While the old adage that any publicity is good publicity is, quite clearly, nonsense (a member being dramatically sick with food poisoning after eating at the clubhouse or being turned away despite adhering to the dress code won’t do anything positive for a business) it is also true that there are more mediums than ever before in which to get your club into the news. This isn’t an article about social media as that is a topic that deserves a stand-alone article, but there are ever-increasing blogs and websites about golf which you could look to get into. While local papers are no longer the force they once were (according to the Press Gazette there has been a net loss of 198 local newspapers since 2005) they should still be one of your first ports of call as the chances are the local paper goes to the same area that your prospective members will come from.
The local TV news station or radio may be a harder nut to crack but there’s no reason your club shouldn’t try as news organisations are actively looking for stories.
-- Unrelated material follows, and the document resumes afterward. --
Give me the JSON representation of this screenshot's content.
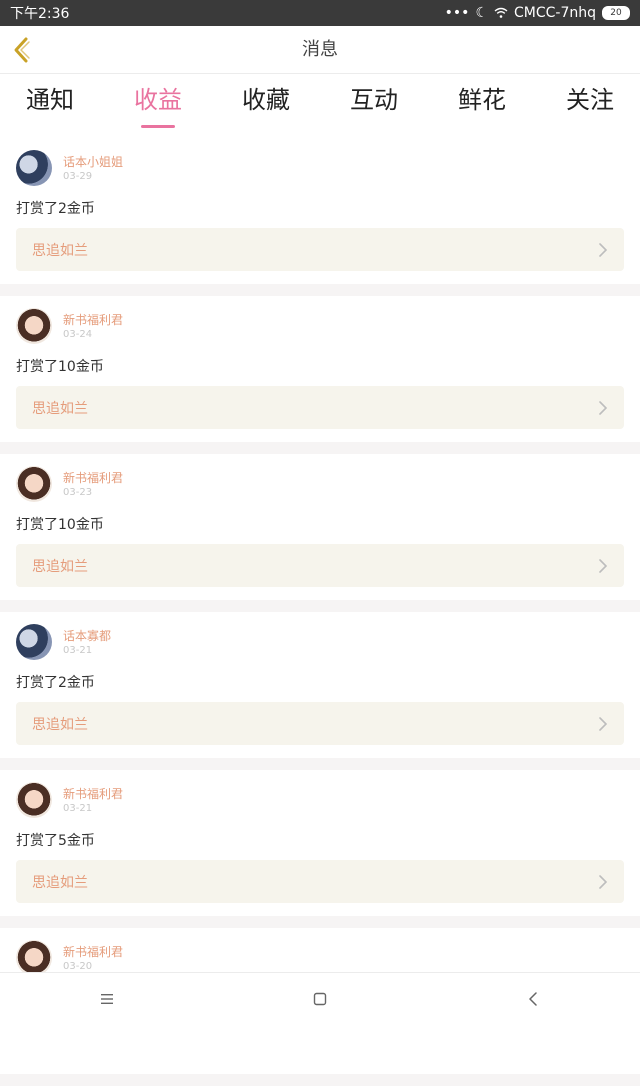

Despite Trump’s claims about ‘fake news’ they have a certain amount of space they have to fill. So how can you ensure it is your club that fills this space? How do you get into the media?
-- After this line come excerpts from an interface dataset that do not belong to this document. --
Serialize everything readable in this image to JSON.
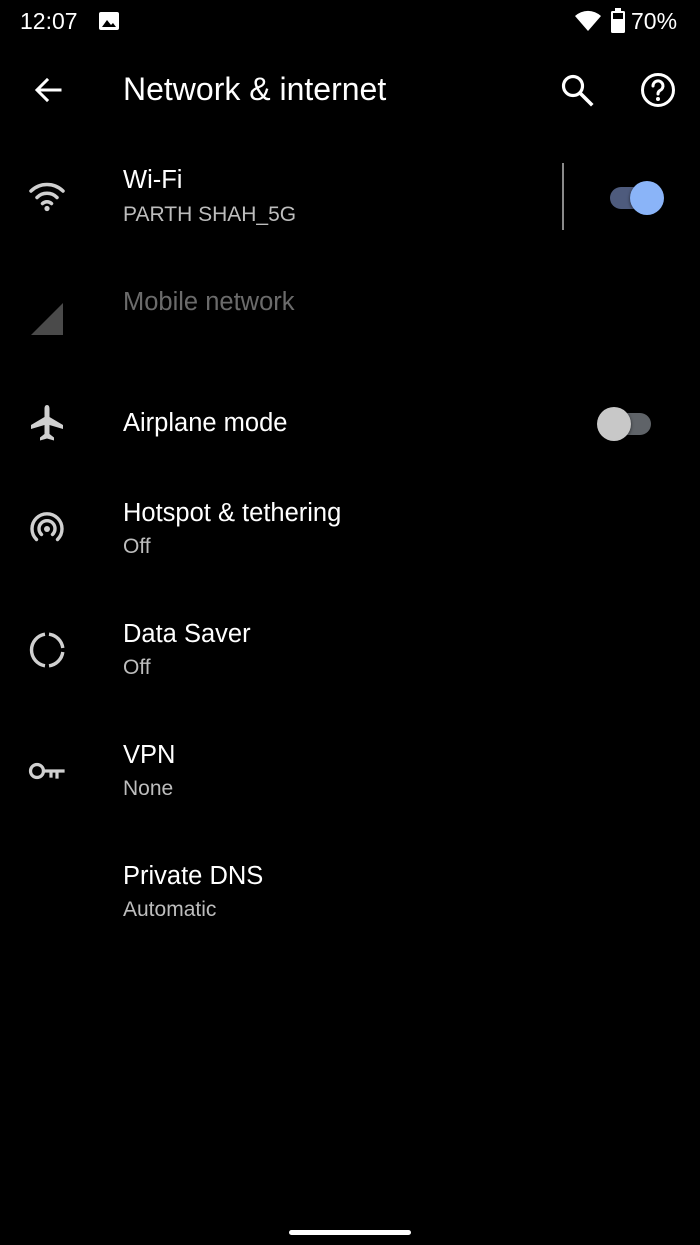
{
  "status_bar": {
    "time": "12:07",
    "battery": "70%"
  },
  "app_bar": {
    "title": "Network & internet"
  },
  "items": [
    {
      "title": "Wi-Fi",
      "summary": "PARTH SHAH_5G",
      "icon": "wifi-icon",
      "switch": "on"
    },
    {
      "title": "Mobile network",
      "summary": "",
      "icon": "signal-icon",
      "disabled": true
    },
    {
      "title": "Airplane mode",
      "summary": "",
      "icon": "airplane-icon",
      "switch": "off"
    },
    {
      "title": "Hotspot & tethering",
      "summary": "Off",
      "icon": "hotspot-icon"
    },
    {
      "title": "Data Saver",
      "summary": "Off",
      "icon": "data-saver-icon"
    },
    {
      "title": "VPN",
      "summary": "None",
      "icon": "key-icon"
    },
    {
      "title": "Private DNS",
      "summary": "Automatic",
      "icon": ""
    }
  ],
  "colors": {
    "background": "#000000",
    "accent": "#8ab4f8",
    "secondary_text": "#bdbdbd",
    "disabled_text": "#6b6b6b"
  }
}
Compile a list
Make a list of all the news outlets that it would benefit you and your club to be featured in: blogs, local newspapers, local TV and radio and so on. Then do some research and find out the best person there to make contact with – it will help you if you have somebody’s name, rather than just putting ‘hello’ at the start of an email.
What’s the hook?
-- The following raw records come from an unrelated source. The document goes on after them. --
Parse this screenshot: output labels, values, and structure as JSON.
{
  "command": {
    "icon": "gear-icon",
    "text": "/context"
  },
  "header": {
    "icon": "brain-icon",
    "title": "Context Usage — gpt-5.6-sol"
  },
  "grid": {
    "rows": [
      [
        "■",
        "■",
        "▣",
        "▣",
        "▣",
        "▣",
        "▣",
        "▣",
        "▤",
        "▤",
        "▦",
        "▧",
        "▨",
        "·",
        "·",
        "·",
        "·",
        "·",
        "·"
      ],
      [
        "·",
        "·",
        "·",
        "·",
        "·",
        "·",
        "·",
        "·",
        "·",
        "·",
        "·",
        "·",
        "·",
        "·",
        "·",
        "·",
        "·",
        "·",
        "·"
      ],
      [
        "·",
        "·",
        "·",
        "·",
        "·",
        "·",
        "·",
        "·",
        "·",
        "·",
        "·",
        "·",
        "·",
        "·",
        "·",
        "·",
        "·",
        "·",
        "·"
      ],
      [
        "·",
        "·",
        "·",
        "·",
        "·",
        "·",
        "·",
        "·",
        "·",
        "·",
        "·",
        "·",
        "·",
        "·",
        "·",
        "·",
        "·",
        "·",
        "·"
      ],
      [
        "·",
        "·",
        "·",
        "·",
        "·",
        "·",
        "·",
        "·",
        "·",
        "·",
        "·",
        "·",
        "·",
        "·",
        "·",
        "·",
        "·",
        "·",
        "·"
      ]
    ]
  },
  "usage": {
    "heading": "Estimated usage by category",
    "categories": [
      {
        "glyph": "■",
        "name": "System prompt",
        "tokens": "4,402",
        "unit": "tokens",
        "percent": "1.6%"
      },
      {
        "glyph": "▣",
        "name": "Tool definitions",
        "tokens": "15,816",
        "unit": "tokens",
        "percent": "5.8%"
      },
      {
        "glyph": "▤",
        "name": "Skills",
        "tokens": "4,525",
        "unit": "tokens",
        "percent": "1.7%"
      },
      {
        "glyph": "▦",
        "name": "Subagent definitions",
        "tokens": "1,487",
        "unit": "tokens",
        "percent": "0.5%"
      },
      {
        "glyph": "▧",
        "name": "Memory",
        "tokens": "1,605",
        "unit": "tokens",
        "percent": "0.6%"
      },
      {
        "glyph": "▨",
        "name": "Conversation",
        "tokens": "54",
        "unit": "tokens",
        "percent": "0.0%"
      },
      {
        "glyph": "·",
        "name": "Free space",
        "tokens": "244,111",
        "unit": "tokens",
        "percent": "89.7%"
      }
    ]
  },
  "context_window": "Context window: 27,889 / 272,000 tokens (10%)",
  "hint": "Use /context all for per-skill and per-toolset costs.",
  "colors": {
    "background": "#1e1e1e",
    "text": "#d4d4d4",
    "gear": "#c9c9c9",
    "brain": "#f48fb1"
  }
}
This is the nub – why is it newsworthy? Your club getting a new member isn’t as this happens at a club somewhere in the UK every week, but perhaps the club getting its 1,000 member since it opened and presenting them with a gift could be. Have a look at what other kinds of stories the media cover to get a sense of what they might be interested in – health, fitness and obesity are big issues. Why not get five members to have wearable technology devices which track steps for each round they play in a month. You could then contact your local news outlets with a story about how many steps they had done between them in a month by just playing golf.
If you are coaching juniors then consider how this could be used to get into the press – the angle could be a particularly successful player or how, with school holidays upon us, you are running junior coaching. This is relevant as parents will always be looking for ways to keep their children entertained during the holidays.
Make it easy for them
As a rule editors are busy people – the easier you make it for them, the more chance you have of getting coverage. If you email with a press release make sure that it is immediately obvious why it is newsworthy, so contain this information at the start. If it is a press release about the club raising £5,000 for charity then the first line should say this, name the charity and how many people took part. If possible then also send some high resolution images as if there are images along with the release it is more likely that it will be used. If you are sending a press release then check it for spelling and grammar; everyone makes mistakes but with spellcheck and a couple of read-throughs you should be able to keep this to a minimum.
It is important to state that this not the case with all media outlets. However, for some the line between advertising and editorial has become smaller. To advertise in your local paper may cost less than you think, a few hundred pounds may be enough for a half page advert or even more. If you have advertised with a media outlet then they are more likely to run the coverage you send them.
Write an expert article
With money often tight at local news organisations, the offer by someone to write a free article or even a regular column will always be considered. As a golf professional you are a highly-skilled individual – why not contribute a monthly column that looks at the common issues you see with your clients and how these can be fixed. It is a good way of getting your face and name out there and increasing your personal profile and that of the golf club.